EXERCISE DIRECTIONS
Using the data below, copy each line that includes the word "арабские".

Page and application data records

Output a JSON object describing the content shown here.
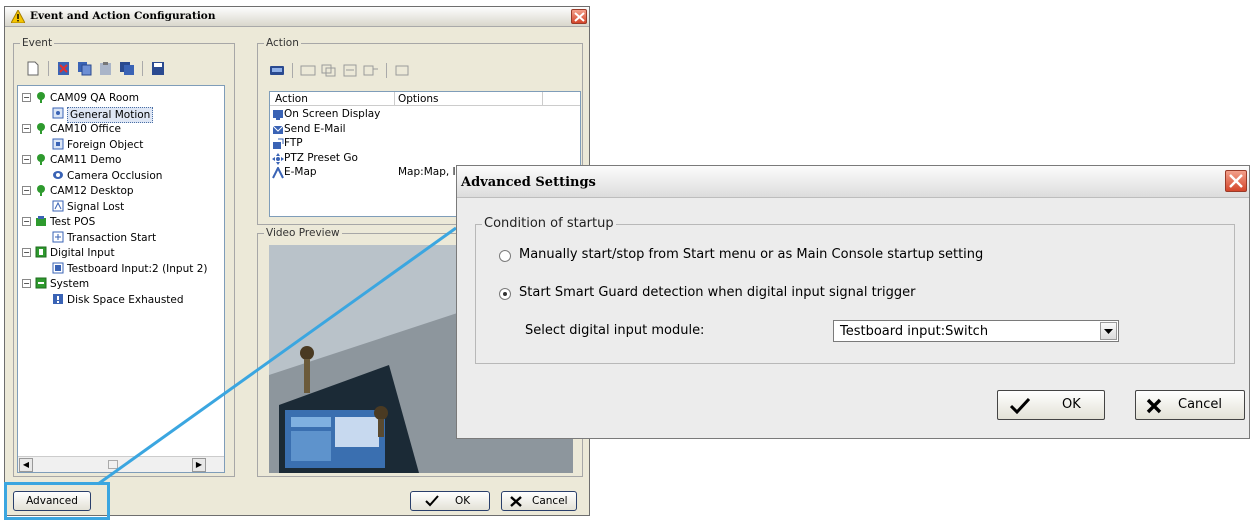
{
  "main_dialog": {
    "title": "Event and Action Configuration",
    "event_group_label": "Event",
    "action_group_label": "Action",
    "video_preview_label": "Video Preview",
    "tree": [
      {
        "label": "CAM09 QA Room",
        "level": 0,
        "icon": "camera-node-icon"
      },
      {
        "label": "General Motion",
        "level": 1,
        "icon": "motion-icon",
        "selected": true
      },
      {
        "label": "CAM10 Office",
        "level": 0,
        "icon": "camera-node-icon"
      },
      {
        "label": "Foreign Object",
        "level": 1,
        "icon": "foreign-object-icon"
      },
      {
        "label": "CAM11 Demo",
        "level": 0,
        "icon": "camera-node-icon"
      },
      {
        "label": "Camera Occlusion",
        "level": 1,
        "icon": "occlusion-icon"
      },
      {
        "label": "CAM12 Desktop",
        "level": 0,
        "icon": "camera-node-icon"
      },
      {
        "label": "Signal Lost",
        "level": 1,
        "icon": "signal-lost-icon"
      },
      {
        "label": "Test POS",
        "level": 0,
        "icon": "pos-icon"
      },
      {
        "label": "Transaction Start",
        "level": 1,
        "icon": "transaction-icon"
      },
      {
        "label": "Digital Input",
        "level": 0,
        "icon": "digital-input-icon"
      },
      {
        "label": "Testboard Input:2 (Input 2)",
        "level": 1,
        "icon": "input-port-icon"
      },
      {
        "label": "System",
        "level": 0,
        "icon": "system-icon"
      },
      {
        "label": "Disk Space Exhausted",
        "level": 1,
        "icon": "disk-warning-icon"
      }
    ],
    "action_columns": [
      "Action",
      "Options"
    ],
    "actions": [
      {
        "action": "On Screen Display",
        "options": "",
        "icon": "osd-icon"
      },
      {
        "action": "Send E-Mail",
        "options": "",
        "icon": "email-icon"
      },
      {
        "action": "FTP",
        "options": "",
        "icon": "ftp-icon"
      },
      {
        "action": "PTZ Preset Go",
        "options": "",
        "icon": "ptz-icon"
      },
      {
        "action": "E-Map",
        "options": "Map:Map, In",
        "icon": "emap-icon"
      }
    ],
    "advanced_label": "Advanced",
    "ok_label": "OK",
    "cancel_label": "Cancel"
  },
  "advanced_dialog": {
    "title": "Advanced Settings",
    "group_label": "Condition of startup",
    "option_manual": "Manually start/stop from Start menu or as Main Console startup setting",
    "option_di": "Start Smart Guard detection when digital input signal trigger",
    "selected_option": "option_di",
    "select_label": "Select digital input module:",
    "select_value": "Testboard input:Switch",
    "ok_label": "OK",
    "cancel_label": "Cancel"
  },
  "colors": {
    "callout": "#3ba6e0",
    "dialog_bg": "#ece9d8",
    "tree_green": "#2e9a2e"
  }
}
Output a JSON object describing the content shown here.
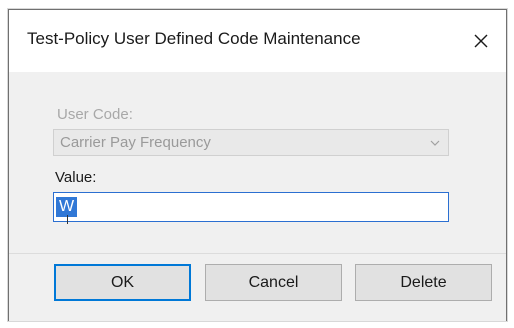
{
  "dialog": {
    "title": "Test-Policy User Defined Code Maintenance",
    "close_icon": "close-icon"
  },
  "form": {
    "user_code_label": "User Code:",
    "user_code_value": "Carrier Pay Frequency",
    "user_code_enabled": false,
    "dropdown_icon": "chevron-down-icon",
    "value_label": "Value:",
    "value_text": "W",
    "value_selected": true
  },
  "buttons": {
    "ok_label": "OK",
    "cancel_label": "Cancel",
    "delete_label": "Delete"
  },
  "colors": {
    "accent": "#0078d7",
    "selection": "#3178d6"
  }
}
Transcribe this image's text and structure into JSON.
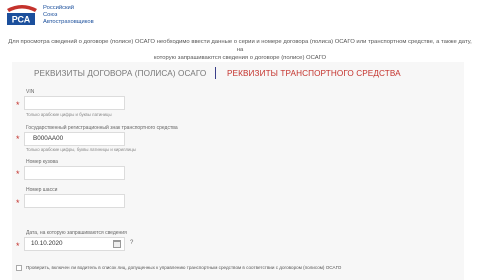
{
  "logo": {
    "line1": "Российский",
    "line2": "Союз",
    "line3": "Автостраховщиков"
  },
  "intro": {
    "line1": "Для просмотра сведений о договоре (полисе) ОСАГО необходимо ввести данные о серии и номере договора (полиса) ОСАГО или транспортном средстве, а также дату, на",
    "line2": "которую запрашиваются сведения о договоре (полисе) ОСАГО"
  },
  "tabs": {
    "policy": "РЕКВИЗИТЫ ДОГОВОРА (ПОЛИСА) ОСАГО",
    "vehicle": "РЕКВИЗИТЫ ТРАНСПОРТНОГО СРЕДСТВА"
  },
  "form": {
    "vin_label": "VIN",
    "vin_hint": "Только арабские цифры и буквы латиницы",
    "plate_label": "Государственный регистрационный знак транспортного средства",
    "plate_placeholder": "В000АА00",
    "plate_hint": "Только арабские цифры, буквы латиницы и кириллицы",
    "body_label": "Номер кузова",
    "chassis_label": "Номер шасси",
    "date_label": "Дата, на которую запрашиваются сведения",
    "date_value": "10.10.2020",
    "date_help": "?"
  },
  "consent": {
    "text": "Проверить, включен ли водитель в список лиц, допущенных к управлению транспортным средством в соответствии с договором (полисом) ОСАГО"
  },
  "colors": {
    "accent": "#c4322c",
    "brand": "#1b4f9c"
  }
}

SOLUTION TO THIS PROBLEM
    "vin_hint": "Только арабские цифры и буквы латиницы",
    "plate_hint": "Только арабские цифры, буквы латиницы и кириллицы",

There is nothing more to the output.